The order specifically bars broadband providers from blocking consumer access to content, applications and services; impairing or degrading internet traffic on the basis of content, applications or services; and favoring certain internet content over others, including allowing for paid “fast lanes.” However, the order permits broadband providers to engage in “reasonable network management” practices that could lead to slower access for some consumers.
The net neutrality order also requires broadband providers to publicly disclose promotional rates, fees and surcharges and data caps. Finally, even though the order brings broadband service under the FCC’s enforcement authority, it does not subject broadband providers to rate regulation, require them to contribute to the universal service fund, which funds the E-Rate program, or allow state and local governments to tax broadband service.
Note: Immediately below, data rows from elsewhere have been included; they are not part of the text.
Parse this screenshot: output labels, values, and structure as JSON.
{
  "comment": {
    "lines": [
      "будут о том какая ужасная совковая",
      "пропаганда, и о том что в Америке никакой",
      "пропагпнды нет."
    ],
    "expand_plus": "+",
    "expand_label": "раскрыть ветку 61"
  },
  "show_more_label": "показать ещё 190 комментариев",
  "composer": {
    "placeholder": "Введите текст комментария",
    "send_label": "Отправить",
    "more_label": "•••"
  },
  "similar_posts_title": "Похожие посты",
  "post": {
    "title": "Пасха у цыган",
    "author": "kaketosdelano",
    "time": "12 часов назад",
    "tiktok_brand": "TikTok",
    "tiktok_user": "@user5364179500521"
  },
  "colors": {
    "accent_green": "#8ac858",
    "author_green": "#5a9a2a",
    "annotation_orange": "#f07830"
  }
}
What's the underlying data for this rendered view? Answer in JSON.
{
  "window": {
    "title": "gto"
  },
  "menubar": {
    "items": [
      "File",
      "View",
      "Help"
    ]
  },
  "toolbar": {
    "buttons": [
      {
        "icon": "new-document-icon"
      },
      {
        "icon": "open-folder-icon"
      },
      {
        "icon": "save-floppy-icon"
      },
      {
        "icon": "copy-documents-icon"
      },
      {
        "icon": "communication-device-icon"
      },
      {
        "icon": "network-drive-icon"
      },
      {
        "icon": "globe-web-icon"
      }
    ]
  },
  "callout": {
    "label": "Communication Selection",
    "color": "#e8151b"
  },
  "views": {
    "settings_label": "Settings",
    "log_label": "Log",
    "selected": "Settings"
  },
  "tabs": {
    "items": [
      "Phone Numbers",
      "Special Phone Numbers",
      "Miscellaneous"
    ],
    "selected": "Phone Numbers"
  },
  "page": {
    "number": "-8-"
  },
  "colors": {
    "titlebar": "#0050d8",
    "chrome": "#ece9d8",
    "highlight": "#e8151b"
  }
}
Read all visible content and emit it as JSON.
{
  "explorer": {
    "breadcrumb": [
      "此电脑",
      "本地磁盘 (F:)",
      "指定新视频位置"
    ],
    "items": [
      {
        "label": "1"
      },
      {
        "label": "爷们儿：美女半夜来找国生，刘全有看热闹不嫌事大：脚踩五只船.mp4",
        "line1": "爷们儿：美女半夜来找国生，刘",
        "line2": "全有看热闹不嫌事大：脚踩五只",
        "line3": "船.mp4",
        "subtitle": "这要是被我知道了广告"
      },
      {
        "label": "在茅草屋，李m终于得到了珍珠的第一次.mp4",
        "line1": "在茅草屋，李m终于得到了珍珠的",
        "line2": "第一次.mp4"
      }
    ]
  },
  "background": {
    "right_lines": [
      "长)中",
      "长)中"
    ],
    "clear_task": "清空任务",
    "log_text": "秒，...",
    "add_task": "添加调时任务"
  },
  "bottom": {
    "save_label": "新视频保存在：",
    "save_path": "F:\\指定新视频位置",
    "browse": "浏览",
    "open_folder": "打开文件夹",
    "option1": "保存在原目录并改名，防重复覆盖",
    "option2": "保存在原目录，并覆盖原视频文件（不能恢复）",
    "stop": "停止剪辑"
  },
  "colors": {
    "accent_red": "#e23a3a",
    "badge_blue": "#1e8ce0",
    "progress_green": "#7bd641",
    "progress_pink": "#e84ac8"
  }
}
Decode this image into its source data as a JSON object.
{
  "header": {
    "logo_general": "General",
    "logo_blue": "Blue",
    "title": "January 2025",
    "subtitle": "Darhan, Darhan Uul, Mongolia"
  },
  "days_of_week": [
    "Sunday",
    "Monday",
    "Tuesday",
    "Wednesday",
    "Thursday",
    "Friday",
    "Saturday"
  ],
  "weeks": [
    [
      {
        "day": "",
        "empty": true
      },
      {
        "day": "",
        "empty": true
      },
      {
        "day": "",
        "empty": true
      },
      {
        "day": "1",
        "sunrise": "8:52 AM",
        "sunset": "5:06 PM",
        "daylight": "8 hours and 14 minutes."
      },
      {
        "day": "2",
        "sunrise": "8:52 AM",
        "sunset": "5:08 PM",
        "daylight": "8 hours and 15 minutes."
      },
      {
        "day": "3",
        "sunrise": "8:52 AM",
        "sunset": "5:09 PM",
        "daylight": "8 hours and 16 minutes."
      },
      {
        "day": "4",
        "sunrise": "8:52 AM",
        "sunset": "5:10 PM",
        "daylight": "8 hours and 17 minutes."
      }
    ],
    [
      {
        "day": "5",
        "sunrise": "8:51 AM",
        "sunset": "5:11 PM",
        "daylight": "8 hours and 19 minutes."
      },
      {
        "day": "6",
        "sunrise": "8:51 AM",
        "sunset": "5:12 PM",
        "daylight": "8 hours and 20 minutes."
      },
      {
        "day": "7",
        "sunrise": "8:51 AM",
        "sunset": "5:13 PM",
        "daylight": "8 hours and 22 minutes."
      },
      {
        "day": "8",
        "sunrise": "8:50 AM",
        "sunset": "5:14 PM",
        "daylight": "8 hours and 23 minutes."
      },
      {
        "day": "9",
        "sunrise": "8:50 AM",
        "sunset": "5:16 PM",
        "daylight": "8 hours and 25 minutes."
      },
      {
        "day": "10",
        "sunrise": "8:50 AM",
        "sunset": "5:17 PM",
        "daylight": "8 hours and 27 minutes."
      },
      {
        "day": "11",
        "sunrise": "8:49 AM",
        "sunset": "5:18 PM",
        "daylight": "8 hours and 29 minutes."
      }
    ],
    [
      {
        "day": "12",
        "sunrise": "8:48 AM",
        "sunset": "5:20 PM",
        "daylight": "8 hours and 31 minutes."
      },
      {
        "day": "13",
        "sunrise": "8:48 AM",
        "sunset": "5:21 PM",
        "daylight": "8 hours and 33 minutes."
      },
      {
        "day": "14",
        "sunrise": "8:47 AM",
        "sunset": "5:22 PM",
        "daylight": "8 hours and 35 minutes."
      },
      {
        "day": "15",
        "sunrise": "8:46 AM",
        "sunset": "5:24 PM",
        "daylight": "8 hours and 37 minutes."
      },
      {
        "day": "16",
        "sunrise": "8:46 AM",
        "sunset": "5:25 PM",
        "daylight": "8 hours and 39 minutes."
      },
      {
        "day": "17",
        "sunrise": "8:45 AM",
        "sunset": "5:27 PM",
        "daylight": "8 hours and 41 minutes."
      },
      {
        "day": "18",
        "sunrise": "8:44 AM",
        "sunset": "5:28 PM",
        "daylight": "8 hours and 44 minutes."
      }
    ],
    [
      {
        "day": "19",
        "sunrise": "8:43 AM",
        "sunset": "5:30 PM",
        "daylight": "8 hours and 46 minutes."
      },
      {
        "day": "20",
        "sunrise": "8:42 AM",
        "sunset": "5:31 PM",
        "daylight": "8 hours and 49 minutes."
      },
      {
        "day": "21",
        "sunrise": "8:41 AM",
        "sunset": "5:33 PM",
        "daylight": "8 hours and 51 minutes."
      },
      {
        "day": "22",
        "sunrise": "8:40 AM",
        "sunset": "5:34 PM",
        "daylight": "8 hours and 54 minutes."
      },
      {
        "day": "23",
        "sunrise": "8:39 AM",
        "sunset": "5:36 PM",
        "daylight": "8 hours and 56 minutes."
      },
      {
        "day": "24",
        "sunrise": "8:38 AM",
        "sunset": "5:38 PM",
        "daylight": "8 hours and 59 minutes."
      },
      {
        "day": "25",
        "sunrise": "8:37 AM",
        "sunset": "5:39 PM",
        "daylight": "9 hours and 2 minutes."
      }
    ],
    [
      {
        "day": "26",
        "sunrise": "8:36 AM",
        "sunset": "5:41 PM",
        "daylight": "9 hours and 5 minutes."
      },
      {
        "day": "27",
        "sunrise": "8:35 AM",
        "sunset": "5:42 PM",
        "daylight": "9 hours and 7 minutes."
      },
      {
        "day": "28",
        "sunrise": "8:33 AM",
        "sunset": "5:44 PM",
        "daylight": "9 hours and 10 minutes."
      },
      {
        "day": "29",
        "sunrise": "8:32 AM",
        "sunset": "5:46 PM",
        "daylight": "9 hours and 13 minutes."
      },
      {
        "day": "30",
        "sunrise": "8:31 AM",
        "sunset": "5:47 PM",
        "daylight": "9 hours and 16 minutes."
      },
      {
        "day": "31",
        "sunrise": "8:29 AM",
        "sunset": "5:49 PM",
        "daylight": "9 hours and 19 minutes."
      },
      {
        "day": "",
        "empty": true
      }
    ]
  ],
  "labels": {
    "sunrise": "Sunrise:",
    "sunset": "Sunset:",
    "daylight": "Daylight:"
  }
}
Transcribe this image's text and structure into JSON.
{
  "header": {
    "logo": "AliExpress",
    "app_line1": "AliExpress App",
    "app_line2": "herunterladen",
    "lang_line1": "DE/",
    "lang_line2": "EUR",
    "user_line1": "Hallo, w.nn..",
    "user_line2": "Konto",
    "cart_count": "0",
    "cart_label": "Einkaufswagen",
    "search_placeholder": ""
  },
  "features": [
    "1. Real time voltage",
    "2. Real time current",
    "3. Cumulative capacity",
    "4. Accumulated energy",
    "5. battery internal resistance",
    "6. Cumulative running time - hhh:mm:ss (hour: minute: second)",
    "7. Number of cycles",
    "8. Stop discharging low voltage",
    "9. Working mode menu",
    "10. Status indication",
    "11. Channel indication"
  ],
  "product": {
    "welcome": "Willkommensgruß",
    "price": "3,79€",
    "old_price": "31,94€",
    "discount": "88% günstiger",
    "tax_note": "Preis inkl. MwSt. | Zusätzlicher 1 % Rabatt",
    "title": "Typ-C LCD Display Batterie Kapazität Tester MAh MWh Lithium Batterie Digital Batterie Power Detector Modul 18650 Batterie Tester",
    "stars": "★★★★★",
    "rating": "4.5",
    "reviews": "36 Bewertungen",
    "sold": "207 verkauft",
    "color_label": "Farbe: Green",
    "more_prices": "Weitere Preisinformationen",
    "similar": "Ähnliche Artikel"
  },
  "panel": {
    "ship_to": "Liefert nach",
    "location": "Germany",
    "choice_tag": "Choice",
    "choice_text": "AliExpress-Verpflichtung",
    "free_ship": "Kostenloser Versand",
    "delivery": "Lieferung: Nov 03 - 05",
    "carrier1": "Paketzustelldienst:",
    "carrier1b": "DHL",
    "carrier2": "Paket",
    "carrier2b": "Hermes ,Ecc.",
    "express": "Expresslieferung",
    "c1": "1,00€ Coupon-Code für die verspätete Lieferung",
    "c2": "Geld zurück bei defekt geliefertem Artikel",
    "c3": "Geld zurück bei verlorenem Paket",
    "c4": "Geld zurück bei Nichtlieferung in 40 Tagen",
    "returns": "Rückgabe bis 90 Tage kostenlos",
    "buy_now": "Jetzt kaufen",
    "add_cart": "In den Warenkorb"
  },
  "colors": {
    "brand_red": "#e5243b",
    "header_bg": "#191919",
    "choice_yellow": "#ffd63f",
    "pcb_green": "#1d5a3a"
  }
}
While these rules represent a landmark change, they will likely see legal challenges from major broadband providers such as AT&T. Additionally, the House and Senate commerce committees continue to work on crafting a new law that would replace the commission’s net neutrality rules with a more watered-down version. So while this round of the net neutrality debate may have come to close, the fight is far from over.